++++ MATERIAL PROVIDED

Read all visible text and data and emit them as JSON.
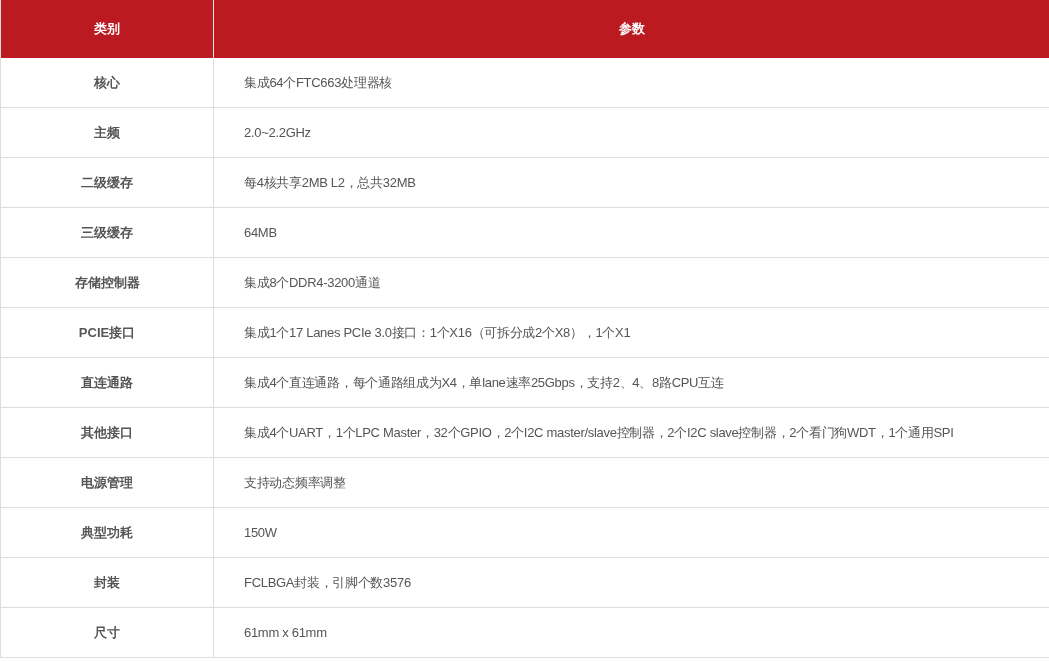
{
  "table": {
    "columns": [
      "类别",
      "参数"
    ],
    "rows": [
      [
        "核心",
        "集成64个FTC663处理器核"
      ],
      [
        "主频",
        "2.0~2.2GHz"
      ],
      [
        "二级缓存",
        "每4核共享2MB L2，总共32MB"
      ],
      [
        "三级缓存",
        "64MB"
      ],
      [
        "存储控制器",
        "集成8个DDR4-3200通道"
      ],
      [
        "PCIE接口",
        "集成1个17 Lanes PCIe 3.0接口：1个X16（可拆分成2个X8），1个X1"
      ],
      [
        "直连通路",
        "集成4个直连通路，每个通路组成为X4，单lane速率25Gbps，支持2、4、8路CPU互连"
      ],
      [
        "其他接口",
        "集成4个UART，1个LPC Master，32个GPIO，2个I2C master/slave控制器，2个I2C slave控制器，2个看门狗WDT，1个通用SPI"
      ],
      [
        "电源管理",
        "支持动态频率调整"
      ],
      [
        "典型功耗",
        "150W"
      ],
      [
        "封装",
        "FCLBGA封装，引脚个数3576"
      ],
      [
        "尺寸",
        "61mm x 61mm"
      ]
    ]
  }
}
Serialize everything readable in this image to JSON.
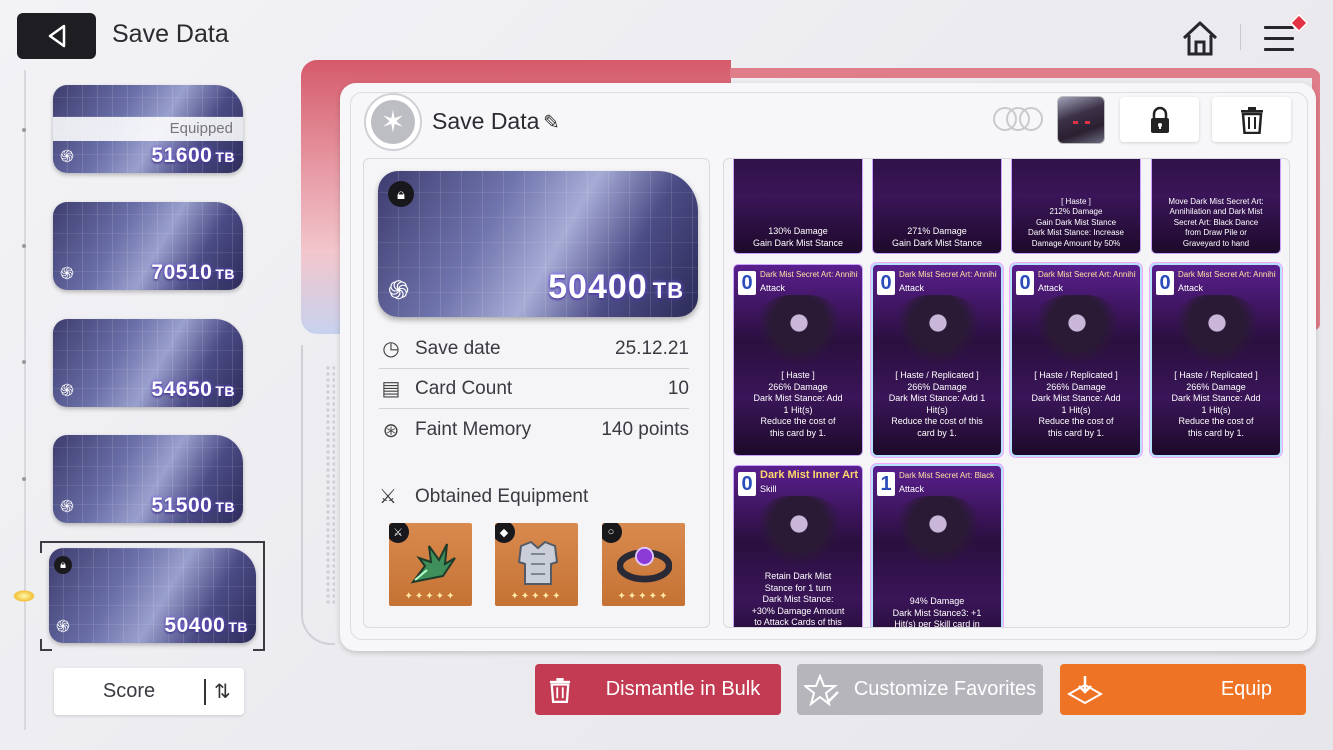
{
  "header": {
    "title": "Save Data",
    "back_icon": "back-arrow-icon",
    "home_icon": "home-icon",
    "menu_icon": "menu-icon"
  },
  "save_list": [
    {
      "score": "51600",
      "unit": "TB",
      "status": "Equipped",
      "locked": false
    },
    {
      "score": "70510",
      "unit": "TB",
      "status": "",
      "locked": false
    },
    {
      "score": "54650",
      "unit": "TB",
      "status": "",
      "locked": false
    },
    {
      "score": "51500",
      "unit": "TB",
      "status": "",
      "locked": false
    },
    {
      "score": "50400",
      "unit": "TB",
      "status": "",
      "locked": true,
      "selected": true
    }
  ],
  "sort": {
    "label": "Score"
  },
  "detail": {
    "title": "Save Data",
    "score": "50400",
    "unit": "TB",
    "rows": [
      {
        "key": "Save date",
        "value": "25.12.21",
        "icon": "clock-icon"
      },
      {
        "key": "Card Count",
        "value": "10",
        "icon": "cards-icon"
      },
      {
        "key": "Faint Memory",
        "value": "140 points",
        "icon": "brain-icon"
      }
    ],
    "equipment_label": "Obtained Equipment",
    "equipment": [
      {
        "name": "weapon",
        "icon": "claw-weapon-icon",
        "stars": "✦✦✦✦✦"
      },
      {
        "name": "armor",
        "icon": "armor-icon",
        "stars": "✦✦✦✦✦"
      },
      {
        "name": "accessory",
        "icon": "ring-icon",
        "stars": "✦✦✦✦✦"
      }
    ]
  },
  "cards": [
    {
      "cost": "",
      "name": "",
      "type": "",
      "desc": "130% Damage\nGain Dark Mist Stance"
    },
    {
      "cost": "",
      "name": "",
      "type": "",
      "desc": "271% Damage\nGain Dark Mist Stance"
    },
    {
      "cost": "",
      "name": "",
      "type": "",
      "desc": "[ Haste ]\n212% Damage\nGain Dark Mist Stance\nDark Mist Stance: Increase\nDamage Amount by 50%"
    },
    {
      "cost": "",
      "name": "",
      "type": "",
      "desc": "Move Dark Mist Secret Art:\nAnnihilation and Dark Mist\nSecret Art: Black Dance\nfrom Draw Pile or\nGraveyard to hand"
    },
    {
      "cost": "0",
      "name": "Dark Mist Secret Art: Annihilation",
      "type": "Attack",
      "desc": "[ Haste ]\n266% Damage\nDark Mist Stance: Add\n1 Hit(s)\nReduce the cost of\nthis card by 1."
    },
    {
      "cost": "0",
      "name": "Dark Mist Secret Art: Annihilation",
      "type": "Attack",
      "desc": "[ Haste / Replicated ]\n266% Damage\nDark Mist Stance: Add 1\nHit(s)\nReduce the cost of this\ncard by 1."
    },
    {
      "cost": "0",
      "name": "Dark Mist Secret Art: Annihilation",
      "type": "Attack",
      "desc": "[ Haste / Replicated ]\n266% Damage\nDark Mist Stance: Add\n1 Hit(s)\nReduce the cost of\nthis card by 1."
    },
    {
      "cost": "0",
      "name": "Dark Mist Secret Art: Annihilation",
      "type": "Attack",
      "desc": "[ Haste / Replicated ]\n266% Damage\nDark Mist Stance: Add\n1 Hit(s)\nReduce the cost of\nthis card by 1."
    },
    {
      "cost": "0",
      "name": "Dark Mist Inner Art",
      "type": "Skill",
      "desc": "Retain Dark Mist\nStance for 1 turn\nDark Mist Stance:\n+30% Damage Amount\nto Attack Cards of this"
    },
    {
      "cost": "1",
      "name": "Dark Mist Secret Art: Black Dance",
      "type": "Attack",
      "desc": "94% Damage\nDark Mist Stance3: +1\nHit(s) per Skill card in"
    }
  ],
  "actions": {
    "dismantle": "Dismantle in Bulk",
    "customize": "Customize Favorites",
    "equip": "Equip"
  },
  "colors": {
    "dismantle": "#c33b52",
    "customize": "#b5b5bb",
    "equip": "#ef7325",
    "accent_pink": "#e07d8a"
  }
}
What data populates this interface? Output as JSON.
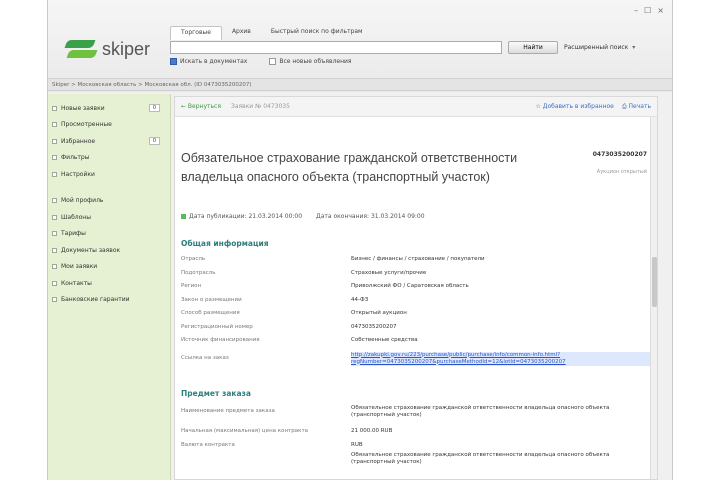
{
  "app": {
    "logo_text": "skiper",
    "brand_color": "#3aa04a"
  },
  "window": {
    "minimize": "–",
    "maximize": "☐",
    "close": "×"
  },
  "tabs": [
    "Торговые",
    "Архив",
    "Быстрый поиск по фильтрам"
  ],
  "search": {
    "value": "",
    "button": "Найти",
    "advanced": "Расширенный поиск"
  },
  "checks": [
    {
      "label": "Искать в документах",
      "checked": true
    },
    {
      "label": "Все новые объявления",
      "checked": false
    }
  ],
  "pathbar": "Skiper > Московская область > Московская обл. (ID 0473035200207)",
  "sidebar": {
    "items": [
      {
        "label": "Новые заявки",
        "badge": "0"
      },
      {
        "label": "Просмотренные",
        "badge": ""
      },
      {
        "label": "Избранное",
        "badge": "0"
      },
      {
        "label": "Фильтры",
        "badge": ""
      },
      {
        "label": "Настройки",
        "badge": ""
      }
    ],
    "items2": [
      {
        "label": "Мой профиль"
      },
      {
        "label": "Шаблоны"
      },
      {
        "label": "Тарифы"
      },
      {
        "label": "Документы заявок"
      },
      {
        "label": "Мои заявки"
      },
      {
        "label": "Контакты"
      },
      {
        "label": "Банковские гарантии"
      }
    ]
  },
  "content": {
    "back": "← Вернуться",
    "crumb": "Заявки № 0473035",
    "actions": [
      "☆ Добавить в избранное",
      "⎙ Печать"
    ],
    "title": "Обязательное страхование гражданской ответственности владельца опасного объекта (транспортный участок)",
    "docnum": "0473035200207",
    "docsub": "Аукцион открытый",
    "date_start_label": "Дата публикации:",
    "date_start": "21.03.2014 00:00",
    "date_end_label": "Дата окончания:",
    "date_end": "31.03.2014 09:00",
    "section1": "Общая информация",
    "info": [
      {
        "k": "Отрасль",
        "v": "Бизнес / финансы / страхование / покупатели"
      },
      {
        "k": "Подотрасль",
        "v": "Страховые услуги/прочие"
      },
      {
        "k": "Регион",
        "v": "Приволжский ФО / Саратовская область"
      },
      {
        "k": "Закон о размещении",
        "v": "44-ФЗ"
      },
      {
        "k": "Способ размещения",
        "v": "Открытый аукцион"
      },
      {
        "k": "Регистрационный номер",
        "v": "0473035200207"
      },
      {
        "k": "Источник финансирования",
        "v": "Собственные средства"
      }
    ],
    "link_label": "Ссылка на заказ",
    "link": "http://zakupki.gov.ru/223/purchase/public/purchase/info/common-info.html?regNumber=0473035200207&purchaseMethodId=12&lotId=0473035200207",
    "section2": "Предмет заказа",
    "info2": [
      {
        "k": "Наименование предмета заказа",
        "v": "Обязательное страхование гражданской ответственности владельца опасного объекта (транспортный участок)"
      },
      {
        "k": "Начальная (максимальная) цена контракта",
        "v": "21 000.00 RUB"
      },
      {
        "k": "Валюта контракта",
        "v": "RUB"
      },
      {
        "k": "",
        "v": "Обязательное страхование гражданской ответственности владельца опасного объекта (транспортный участок)"
      }
    ]
  }
}
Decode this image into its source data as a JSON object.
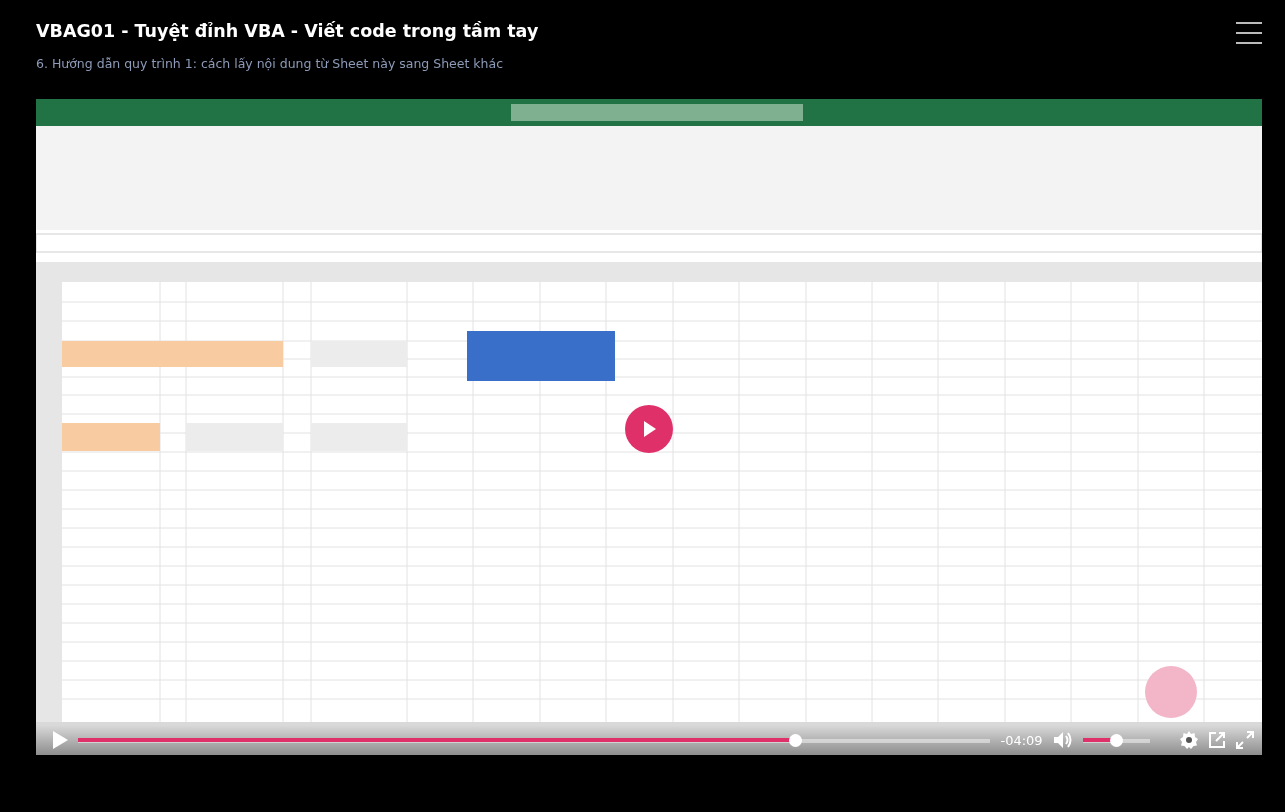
{
  "course": {
    "title": "VBAG01 - Tuyệt đỉnh VBA - Viết code trong tầm tay",
    "lesson": "6. Hướng dẫn quy trình 1: cách lấy nội dung từ Sheet này sang Sheet khác"
  },
  "video": {
    "playing": false,
    "progress": {
      "level": 0.79
    },
    "time": "-04:09",
    "volume": {
      "level": 0.5,
      "muted": false
    }
  }
}
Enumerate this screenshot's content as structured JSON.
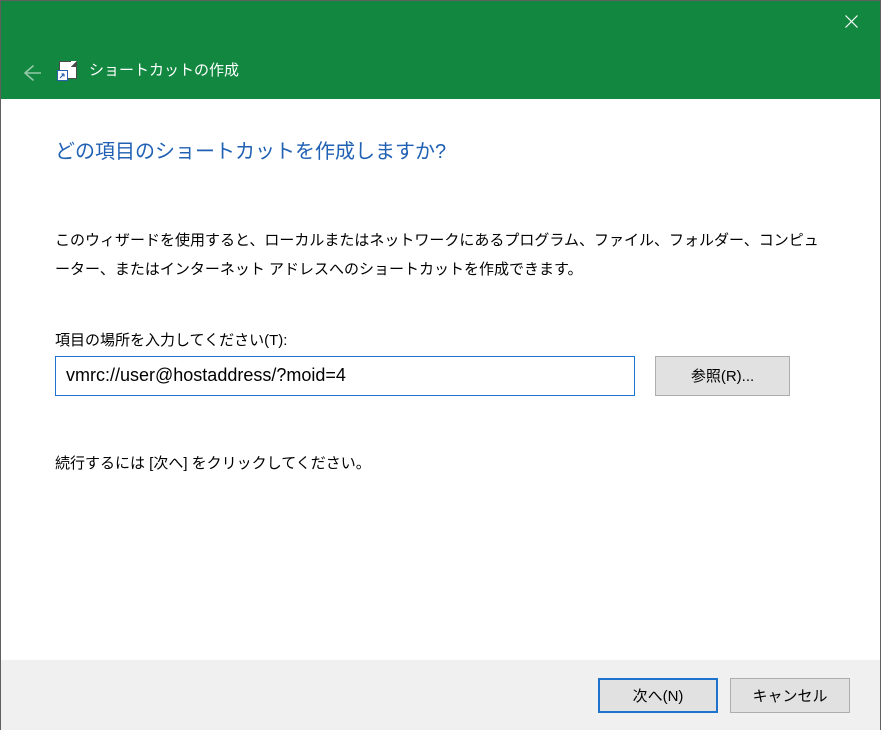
{
  "titlebar": {
    "title": "ショートカットの作成"
  },
  "main": {
    "heading": "どの項目のショートカットを作成しますか?",
    "description": "このウィザードを使用すると、ローカルまたはネットワークにあるプログラム、ファイル、フォルダー、コンピューター、またはインターネット アドレスへのショートカットを作成できます。",
    "field_label": "項目の場所を入力してください(T):",
    "path_value": "vmrc://user@hostaddress/?moid=4",
    "browse_label": "参照(R)...",
    "continue_hint": "続行するには [次へ] をクリックしてください。"
  },
  "footer": {
    "next_label": "次へ(N)",
    "cancel_label": "キャンセル"
  }
}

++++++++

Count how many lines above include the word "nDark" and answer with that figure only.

COMPLETED EXERCISE
7